Background: Radiation dermatitis is a common side-effect of radiation therapy, but there is no current consensus about its appropriate therapy.
Objectives: To compare treatment with topical 0.1% methylprednisolone vs. 0.5% dexpanthenol in a cohort of patients undergoing fractionated radiation therapy for breast cancer.
Methods: In a randomized, double-blind design, treatment was initiated at the beginning of radiation therapy and continued for 2 weeks after termination of radiation. Outcomes were compared by three different measures: clinical (symptom score), functional (transepidermal water loss, TEWL) and subjective (quality of life, QOL).
Results: In a preliminary cohort of untreated patients undergoing radiation therapy, clinical signs and TEWL levels increased progressively during radiation therapy, reaching highest values at 5 and 4 weeks, respectively. Although neither topical treatment reduced the incidence of radiation dermatitis, both delayed the emergence of greatest clinical and TEWL scores until approximately 6 and 5 weeks, respectively. With topical corticosteroids, clinical symptoms and TEWL were less pronounced than with dexpanthenol. Whereas general QOL improved after completion of radiation therapy, skin-related QOL declined. However, the skin-related QOL decline could be at least in part reversed by use of topical corticosteroid vs. dexpanthenol-containing emollient.
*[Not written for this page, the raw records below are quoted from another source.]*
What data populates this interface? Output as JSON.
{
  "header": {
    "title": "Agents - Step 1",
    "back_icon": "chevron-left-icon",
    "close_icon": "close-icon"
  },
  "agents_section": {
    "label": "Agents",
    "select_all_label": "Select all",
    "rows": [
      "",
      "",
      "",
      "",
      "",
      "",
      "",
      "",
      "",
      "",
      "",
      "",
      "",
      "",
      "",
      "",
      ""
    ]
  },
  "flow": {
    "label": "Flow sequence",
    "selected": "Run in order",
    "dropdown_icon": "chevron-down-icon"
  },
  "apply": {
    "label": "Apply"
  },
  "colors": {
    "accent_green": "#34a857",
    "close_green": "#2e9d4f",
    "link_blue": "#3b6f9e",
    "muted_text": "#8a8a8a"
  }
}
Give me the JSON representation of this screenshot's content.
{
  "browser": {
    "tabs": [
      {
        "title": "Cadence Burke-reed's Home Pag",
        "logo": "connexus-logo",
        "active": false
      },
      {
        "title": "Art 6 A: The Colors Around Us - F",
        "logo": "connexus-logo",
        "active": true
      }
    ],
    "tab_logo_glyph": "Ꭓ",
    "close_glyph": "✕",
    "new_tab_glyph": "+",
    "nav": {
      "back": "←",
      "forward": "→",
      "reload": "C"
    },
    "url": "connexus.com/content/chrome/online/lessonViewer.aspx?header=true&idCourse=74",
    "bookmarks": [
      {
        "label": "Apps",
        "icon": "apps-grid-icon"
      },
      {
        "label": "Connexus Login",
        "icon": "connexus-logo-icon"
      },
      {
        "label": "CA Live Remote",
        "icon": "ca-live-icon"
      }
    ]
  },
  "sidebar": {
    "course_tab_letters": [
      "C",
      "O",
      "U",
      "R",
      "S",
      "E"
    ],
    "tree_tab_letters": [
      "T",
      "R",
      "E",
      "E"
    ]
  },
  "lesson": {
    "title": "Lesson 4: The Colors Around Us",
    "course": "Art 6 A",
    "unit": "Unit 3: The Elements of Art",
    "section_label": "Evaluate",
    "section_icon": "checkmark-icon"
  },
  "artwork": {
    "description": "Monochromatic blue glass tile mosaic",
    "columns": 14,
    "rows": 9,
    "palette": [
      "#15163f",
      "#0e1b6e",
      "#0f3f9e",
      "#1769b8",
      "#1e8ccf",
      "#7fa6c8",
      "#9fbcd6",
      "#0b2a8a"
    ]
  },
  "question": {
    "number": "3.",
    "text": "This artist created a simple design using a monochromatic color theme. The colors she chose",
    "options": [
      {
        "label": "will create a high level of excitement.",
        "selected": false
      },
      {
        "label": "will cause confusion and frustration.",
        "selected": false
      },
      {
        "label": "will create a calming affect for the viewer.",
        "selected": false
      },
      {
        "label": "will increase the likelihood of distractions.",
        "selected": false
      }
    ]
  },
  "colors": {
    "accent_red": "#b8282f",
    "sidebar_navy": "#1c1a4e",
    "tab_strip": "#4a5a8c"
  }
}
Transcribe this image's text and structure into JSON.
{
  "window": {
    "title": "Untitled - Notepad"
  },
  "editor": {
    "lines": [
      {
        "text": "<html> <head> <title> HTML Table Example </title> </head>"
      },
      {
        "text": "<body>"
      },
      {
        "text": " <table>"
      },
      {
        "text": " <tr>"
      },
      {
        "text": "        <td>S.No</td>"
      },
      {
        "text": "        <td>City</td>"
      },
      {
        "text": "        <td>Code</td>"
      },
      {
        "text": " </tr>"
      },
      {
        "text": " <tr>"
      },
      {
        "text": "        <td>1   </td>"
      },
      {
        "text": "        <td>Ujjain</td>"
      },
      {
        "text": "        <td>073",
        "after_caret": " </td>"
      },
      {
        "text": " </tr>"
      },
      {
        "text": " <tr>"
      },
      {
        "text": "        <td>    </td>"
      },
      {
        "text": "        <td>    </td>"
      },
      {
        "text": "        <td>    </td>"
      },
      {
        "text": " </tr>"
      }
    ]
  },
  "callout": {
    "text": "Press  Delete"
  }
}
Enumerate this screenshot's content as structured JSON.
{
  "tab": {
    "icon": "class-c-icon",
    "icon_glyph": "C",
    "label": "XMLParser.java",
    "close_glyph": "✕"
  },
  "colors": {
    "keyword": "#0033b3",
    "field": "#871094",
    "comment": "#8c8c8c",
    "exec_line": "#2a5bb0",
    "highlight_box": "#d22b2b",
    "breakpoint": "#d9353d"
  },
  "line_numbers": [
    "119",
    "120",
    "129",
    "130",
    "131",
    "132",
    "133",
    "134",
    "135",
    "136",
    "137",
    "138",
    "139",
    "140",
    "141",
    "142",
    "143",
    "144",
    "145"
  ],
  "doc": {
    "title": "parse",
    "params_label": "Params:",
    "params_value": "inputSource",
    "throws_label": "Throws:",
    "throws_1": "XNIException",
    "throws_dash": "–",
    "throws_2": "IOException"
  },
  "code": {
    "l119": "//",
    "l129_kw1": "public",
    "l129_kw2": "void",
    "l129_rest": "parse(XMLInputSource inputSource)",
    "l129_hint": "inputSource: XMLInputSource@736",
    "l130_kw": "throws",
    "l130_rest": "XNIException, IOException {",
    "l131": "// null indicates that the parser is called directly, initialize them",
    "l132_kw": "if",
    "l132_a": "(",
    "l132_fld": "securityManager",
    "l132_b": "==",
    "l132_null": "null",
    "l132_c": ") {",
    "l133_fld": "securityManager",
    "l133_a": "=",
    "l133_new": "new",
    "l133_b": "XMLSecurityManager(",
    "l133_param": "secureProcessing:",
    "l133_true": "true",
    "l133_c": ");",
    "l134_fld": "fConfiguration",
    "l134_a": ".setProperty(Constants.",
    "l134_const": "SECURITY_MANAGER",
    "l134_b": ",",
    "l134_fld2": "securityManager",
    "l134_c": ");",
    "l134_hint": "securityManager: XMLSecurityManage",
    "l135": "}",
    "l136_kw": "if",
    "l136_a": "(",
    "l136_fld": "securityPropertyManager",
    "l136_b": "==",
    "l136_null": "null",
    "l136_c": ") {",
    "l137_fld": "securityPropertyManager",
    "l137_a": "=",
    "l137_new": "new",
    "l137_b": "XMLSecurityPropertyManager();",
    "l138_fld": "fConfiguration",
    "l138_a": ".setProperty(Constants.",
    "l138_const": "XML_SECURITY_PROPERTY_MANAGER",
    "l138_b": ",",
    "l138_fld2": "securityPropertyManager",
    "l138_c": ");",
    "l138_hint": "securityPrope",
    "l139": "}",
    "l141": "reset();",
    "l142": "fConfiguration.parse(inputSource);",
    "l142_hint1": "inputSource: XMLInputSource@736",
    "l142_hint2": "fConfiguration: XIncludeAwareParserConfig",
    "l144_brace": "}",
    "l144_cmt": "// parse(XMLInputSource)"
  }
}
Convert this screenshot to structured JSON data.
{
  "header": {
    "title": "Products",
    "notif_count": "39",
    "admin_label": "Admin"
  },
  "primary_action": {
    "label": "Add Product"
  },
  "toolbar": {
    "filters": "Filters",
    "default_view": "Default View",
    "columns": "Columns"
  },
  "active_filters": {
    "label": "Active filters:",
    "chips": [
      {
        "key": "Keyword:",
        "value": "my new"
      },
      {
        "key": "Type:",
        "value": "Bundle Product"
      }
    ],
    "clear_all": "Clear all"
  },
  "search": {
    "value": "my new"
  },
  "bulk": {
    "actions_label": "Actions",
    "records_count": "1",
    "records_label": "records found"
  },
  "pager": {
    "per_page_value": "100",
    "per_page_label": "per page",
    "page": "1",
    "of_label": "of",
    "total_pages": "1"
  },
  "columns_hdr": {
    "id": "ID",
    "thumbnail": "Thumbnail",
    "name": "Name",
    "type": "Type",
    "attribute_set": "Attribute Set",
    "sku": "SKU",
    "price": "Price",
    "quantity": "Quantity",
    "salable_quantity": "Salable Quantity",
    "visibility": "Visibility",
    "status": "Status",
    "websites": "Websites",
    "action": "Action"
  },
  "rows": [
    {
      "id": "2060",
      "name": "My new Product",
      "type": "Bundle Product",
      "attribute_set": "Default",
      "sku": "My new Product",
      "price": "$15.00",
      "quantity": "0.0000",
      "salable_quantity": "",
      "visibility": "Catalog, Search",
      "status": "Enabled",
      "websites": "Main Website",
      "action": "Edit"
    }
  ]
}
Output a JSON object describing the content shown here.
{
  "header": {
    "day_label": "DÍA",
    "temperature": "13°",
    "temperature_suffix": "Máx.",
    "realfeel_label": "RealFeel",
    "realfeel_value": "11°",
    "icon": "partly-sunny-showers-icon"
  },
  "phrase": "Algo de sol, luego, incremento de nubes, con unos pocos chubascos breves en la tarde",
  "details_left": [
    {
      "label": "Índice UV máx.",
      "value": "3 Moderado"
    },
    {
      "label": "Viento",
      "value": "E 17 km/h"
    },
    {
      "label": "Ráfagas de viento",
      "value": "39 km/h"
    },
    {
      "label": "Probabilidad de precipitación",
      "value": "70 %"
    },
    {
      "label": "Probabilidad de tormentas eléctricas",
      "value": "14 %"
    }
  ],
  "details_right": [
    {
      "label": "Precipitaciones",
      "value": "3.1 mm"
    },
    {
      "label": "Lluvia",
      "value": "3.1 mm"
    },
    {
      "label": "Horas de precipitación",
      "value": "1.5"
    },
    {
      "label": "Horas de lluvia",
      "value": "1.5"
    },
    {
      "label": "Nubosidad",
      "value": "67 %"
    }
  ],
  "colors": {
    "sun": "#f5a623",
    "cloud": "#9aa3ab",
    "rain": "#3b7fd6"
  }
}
Conclusions: We provide evidence that prophylactic and ongoing use of topical therapy with either topical corticosteroid or a dexpanthenol-containing emollient ameliorates, but does not prevent radiation dermatitis. Our data suggest, but do not prove, a benefit of a topical corticosteroid vs. a dexpanthenol-containing emollient. Further controlled studies with larger cohorts will be needed to determine optimal forms of topical therapy for radiation dermatitis.